Tierney: Brody struggled a bunch of times in this episode. There were a lot of moments where Congressman Brody and Nazir-ally Brody come into conflict (I am not saying "terrorist Brody," because I don't think he believes he is a terrorist), and it visibly shows. Specifically, the cocktail party where Vice President Walden reveals only four of the five Iranian nuclear sites were hit, it gives Brody pause — literally. He is clearly uncomfortable associating with the government officials behind the kinds of attacks that killed Issa. A cold-blooded terrorist could play a double agent much more smoothly, but Brody continually, though subtly, falters in the role. He even explicitly verbalizes his internal conflict at the end of the scene when Jessica asks about throwing a veterans fundraiser: "You know the people hosting this party? They make bombs. You really want to help veterans, you take out everyone in this room."
What a chilling statement, considering that was essentially his plan in the Season 1 finale. I keep waiting for these moments—the pauses, when he challenges his government colleagues (think back to last week when he is shocked Estes doesn't know the number of drones in service), and outbursts like that—to throw up a red flag to those around him that something is up with this guy. But Jessica and everyone else would rather project what they want to see in "Congressman Brody." As you mentioned, it's his Marine buddies who really "tighten the noose" by pressing him on Walker. In classic Homeland-style irony, they don't know how right they are that Brody knows the circumstance's of Walker's fate.

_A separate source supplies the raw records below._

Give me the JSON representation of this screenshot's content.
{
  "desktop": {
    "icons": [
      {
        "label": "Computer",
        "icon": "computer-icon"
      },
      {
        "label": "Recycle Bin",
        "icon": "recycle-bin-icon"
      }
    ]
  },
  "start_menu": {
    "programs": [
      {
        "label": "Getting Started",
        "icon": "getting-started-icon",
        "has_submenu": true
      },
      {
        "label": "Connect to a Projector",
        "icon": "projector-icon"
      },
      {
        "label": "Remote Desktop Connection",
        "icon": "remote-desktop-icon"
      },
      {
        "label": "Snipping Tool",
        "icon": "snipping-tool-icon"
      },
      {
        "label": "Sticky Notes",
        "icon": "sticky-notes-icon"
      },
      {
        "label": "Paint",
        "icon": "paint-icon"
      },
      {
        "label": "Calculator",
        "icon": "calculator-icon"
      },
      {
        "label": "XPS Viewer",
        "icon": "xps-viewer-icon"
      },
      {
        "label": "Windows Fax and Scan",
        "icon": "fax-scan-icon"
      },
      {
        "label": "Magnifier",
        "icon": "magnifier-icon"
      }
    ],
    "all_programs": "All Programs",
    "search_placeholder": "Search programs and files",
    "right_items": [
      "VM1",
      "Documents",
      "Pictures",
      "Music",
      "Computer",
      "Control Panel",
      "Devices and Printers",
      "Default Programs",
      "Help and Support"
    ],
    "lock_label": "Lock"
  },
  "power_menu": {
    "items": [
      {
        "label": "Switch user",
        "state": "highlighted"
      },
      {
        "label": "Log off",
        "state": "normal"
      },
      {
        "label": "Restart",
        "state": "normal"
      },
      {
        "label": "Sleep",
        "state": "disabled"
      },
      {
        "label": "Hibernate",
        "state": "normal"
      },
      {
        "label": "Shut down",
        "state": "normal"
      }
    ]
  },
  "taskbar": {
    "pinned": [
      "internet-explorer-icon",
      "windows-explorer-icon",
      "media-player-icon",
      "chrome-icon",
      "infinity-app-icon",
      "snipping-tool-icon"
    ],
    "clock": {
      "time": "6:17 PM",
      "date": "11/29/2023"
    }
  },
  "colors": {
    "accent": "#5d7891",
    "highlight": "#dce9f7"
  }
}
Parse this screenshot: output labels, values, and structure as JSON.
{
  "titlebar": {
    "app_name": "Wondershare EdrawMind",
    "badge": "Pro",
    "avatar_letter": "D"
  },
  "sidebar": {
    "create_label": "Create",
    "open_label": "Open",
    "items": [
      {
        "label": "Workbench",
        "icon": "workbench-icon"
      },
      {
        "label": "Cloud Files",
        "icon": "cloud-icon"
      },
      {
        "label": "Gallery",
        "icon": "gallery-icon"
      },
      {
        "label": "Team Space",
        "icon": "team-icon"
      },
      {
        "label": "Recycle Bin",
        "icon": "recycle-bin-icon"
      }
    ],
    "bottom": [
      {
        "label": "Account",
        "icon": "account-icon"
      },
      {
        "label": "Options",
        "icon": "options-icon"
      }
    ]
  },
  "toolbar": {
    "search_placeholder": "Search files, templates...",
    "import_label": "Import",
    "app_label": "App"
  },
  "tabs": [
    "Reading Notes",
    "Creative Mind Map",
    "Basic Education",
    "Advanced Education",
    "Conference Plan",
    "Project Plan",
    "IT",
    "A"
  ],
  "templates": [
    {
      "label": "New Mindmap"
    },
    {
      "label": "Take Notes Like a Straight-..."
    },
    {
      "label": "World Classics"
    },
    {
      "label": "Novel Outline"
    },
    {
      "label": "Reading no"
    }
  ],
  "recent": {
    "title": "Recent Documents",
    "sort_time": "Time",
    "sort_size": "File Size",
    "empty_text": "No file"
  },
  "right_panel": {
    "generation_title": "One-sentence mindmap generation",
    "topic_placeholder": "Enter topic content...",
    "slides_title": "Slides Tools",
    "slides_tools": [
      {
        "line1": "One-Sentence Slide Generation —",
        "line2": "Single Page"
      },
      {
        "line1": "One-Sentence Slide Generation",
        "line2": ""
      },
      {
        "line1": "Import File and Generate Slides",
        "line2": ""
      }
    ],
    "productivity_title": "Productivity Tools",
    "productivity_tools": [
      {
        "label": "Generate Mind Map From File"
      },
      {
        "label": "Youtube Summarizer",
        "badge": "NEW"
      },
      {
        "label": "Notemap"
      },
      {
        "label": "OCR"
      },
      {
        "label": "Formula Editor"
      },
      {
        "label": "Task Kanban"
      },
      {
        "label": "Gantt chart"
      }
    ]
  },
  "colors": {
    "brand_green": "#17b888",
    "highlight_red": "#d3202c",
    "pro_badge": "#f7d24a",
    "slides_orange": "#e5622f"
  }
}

Greg: So now we are left to wonder who confronts Brody first? Saul? Carrie? Mike? Jessica? Dana? I've been racking my brain on the direction this season is going to take, and if it's going to result in a stunted story arc. A senior member of the CIA now knows the truth about Brody. Is there any possible way for him to wriggle out of this, and string it out over the course of 10 episodes? If he's caught, where does the show go from there?
Tierney: I mean, who does Saul call first — his boss, Estes, or Carrie, the person who deserves to know first that she was right all along (especially after her melt-down of self-doubt on the roof top)?
Maybe the bigger question is where does Carrie go from here? I imagine if/when Brody is exposed, she will have to carry the show into its next major arc, unless it ends when Brody's arc does. I really like the detail that she went rogue to meet her asset, Fatima. It's a decision she shrugs off to Saul, but I think is actually really telling of her character. One, this is her being a good spy: She knew Fatima would not have divulged that secret Nazir meeting to her with Saul or anyone else hanging around. Two, deliberately or subconsciously, she knew she needed to make herself indispensable to the mission and the CIA as a whole: She is not going let herself be Estes's pawn.